◆ Task brief ◆
Reproduce the records below exactly as they are written.

Website and app data records:

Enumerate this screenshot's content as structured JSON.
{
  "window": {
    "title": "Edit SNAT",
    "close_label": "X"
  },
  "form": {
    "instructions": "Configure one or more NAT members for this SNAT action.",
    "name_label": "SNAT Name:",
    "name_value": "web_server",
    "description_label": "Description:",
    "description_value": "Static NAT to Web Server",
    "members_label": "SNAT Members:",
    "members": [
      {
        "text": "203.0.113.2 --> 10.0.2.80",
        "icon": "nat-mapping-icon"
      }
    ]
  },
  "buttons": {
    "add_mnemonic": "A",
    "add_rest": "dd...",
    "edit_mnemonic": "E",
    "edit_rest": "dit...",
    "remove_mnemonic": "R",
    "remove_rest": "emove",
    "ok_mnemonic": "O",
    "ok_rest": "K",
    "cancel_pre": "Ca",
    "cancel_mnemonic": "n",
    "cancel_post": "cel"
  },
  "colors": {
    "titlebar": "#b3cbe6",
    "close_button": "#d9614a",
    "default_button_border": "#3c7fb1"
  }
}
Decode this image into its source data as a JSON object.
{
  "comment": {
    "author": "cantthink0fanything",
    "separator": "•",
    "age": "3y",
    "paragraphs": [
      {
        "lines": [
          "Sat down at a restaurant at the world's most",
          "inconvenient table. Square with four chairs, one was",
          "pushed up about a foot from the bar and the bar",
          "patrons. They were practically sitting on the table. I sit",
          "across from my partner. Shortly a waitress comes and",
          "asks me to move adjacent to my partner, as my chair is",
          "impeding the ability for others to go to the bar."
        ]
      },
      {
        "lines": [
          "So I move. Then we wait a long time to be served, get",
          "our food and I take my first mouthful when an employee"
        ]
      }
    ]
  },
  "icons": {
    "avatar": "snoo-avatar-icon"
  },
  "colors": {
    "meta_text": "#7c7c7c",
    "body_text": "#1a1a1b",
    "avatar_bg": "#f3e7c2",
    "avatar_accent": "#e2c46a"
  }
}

◆ Exercise response ◆
Enumerate this screenshot's content as structured JSON.
{
  "window": {
    "title": "Edit SNAT",
    "close_label": "X"
  },
  "form": {
    "instructions": "Configure one or more NAT members for this SNAT action.",
    "name_label": "SNAT Name:",
    "name_value": "web_server",
    "description_label": "Description:",
    "description_value": "Static NAT to Web Server",
    "members_label": "SNAT Members:",
    "members": [
      {
        "text": "203.0.113.2 --> 10.0.2.80",
        "icon": "nat-mapping-icon"
      }
    ]
  },
  "buttons": {
    "add_mnemonic": "A",
    "add_rest": "dd...",
    "edit_mnemonic": "E",
    "edit_rest": "dit...",
    "remove_mnemonic": "R",
    "remove_rest": "emove",
    "ok_mnemonic": "O",
    "ok_rest": "K",
    "cancel_pre": "Ca",
    "cancel_mnemonic": "n",
    "cancel_post": "cel"
  },
  "colors": {
    "titlebar": "#b3cbe6",
    "close_button": "#d9614a",
    "default_button_border": "#3c7fb1"
  }
}
Decode this image into its source data as a JSON object.
{
  "comment": {
    "author": "cantthink0fanything",
    "separator": "•",
    "age": "3y",
    "paragraphs": [
      {
        "lines": [
          "Sat down at a restaurant at the world's most",
          "inconvenient table. Square with four chairs, one was",
          "pushed up about a foot from the bar and the bar",
          "patrons. They were practically sitting on the table. I sit",
          "across from my partner. Shortly a waitress comes and",
          "asks me to move adjacent to my partner, as my chair is",
          "impeding the ability for others to go to the bar."
        ]
      },
      {
        "lines": [
          "So I move. Then we wait a long time to be served, get",
          "our food and I take my first mouthful when an employee"
        ]
      }
    ]
  },
  "icons": {
    "avatar": "snoo-avatar-icon"
  },
  "colors": {
    "meta_text": "#7c7c7c",
    "body_text": "#1a1a1b",
    "avatar_bg": "#f3e7c2",
    "avatar_accent": "#e2c46a"
  }
}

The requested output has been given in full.